Stored items>
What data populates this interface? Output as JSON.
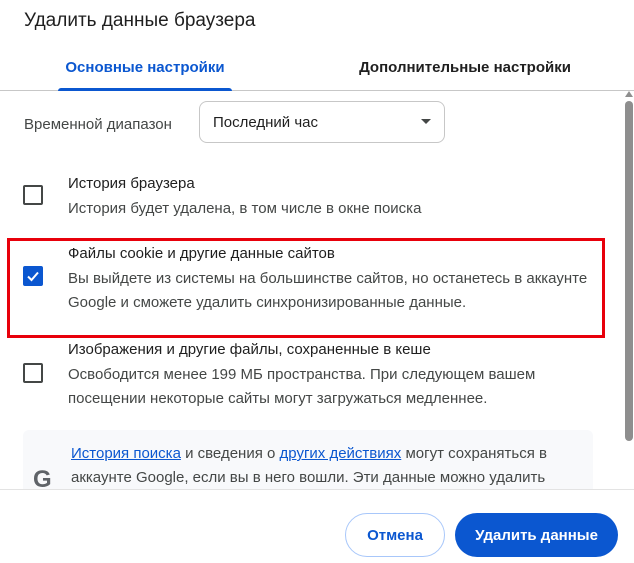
{
  "dialog": {
    "title": "Удалить данные браузера"
  },
  "tabs": [
    {
      "label": "Основные настройки",
      "active": true
    },
    {
      "label": "Дополнительные настройки",
      "active": false
    }
  ],
  "time_range": {
    "label": "Временной диапазон",
    "selected": "Последний час"
  },
  "items": [
    {
      "title": "История браузера",
      "description": "История будет удалена, в том числе в окне поиска",
      "checked": false
    },
    {
      "title": "Файлы cookie и другие данные сайтов",
      "description": "Вы выйдете из системы на большинстве сайтов, но останетесь в аккаунте Google и сможете удалить синхронизированные данные.",
      "checked": true
    },
    {
      "title": "Изображения и другие файлы, сохраненные в кеше",
      "description": "Освободится менее 199 МБ пространства. При следующем вашем посещении некоторые сайты могут загружаться медленнее.",
      "checked": false
    }
  ],
  "info": {
    "logo": "G",
    "link1": "История поиска",
    "text1": " и сведения о ",
    "link2": "других действиях",
    "text2": " могут сохраняться в аккаунте Google, если вы в него вошли. Эти данные можно удалить"
  },
  "footer": {
    "cancel_label": "Отмена",
    "delete_label": "Удалить данные"
  },
  "colors": {
    "accent": "#0b57d0",
    "highlight_border": "#e8000b"
  }
}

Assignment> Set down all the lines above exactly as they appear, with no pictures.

The completed task>
What data populates this interface? Output as JSON.
{
  "dialog": {
    "title": "Удалить данные браузера"
  },
  "tabs": [
    {
      "label": "Основные настройки",
      "active": true
    },
    {
      "label": "Дополнительные настройки",
      "active": false
    }
  ],
  "time_range": {
    "label": "Временной диапазон",
    "selected": "Последний час"
  },
  "items": [
    {
      "title": "История браузера",
      "description": "История будет удалена, в том числе в окне поиска",
      "checked": false
    },
    {
      "title": "Файлы cookie и другие данные сайтов",
      "description": "Вы выйдете из системы на большинстве сайтов, но останетесь в аккаунте Google и сможете удалить синхронизированные данные.",
      "checked": true
    },
    {
      "title": "Изображения и другие файлы, сохраненные в кеше",
      "description": "Освободится менее 199 МБ пространства. При следующем вашем посещении некоторые сайты могут загружаться медленнее.",
      "checked": false
    }
  ],
  "info": {
    "logo": "G",
    "link1": "История поиска",
    "text1": " и сведения о ",
    "link2": "других действиях",
    "text2": " могут сохраняться в аккаунте Google, если вы в него вошли. Эти данные можно удалить"
  },
  "footer": {
    "cancel_label": "Отмена",
    "delete_label": "Удалить данные"
  },
  "colors": {
    "accent": "#0b57d0",
    "highlight_border": "#e8000b"
  }
}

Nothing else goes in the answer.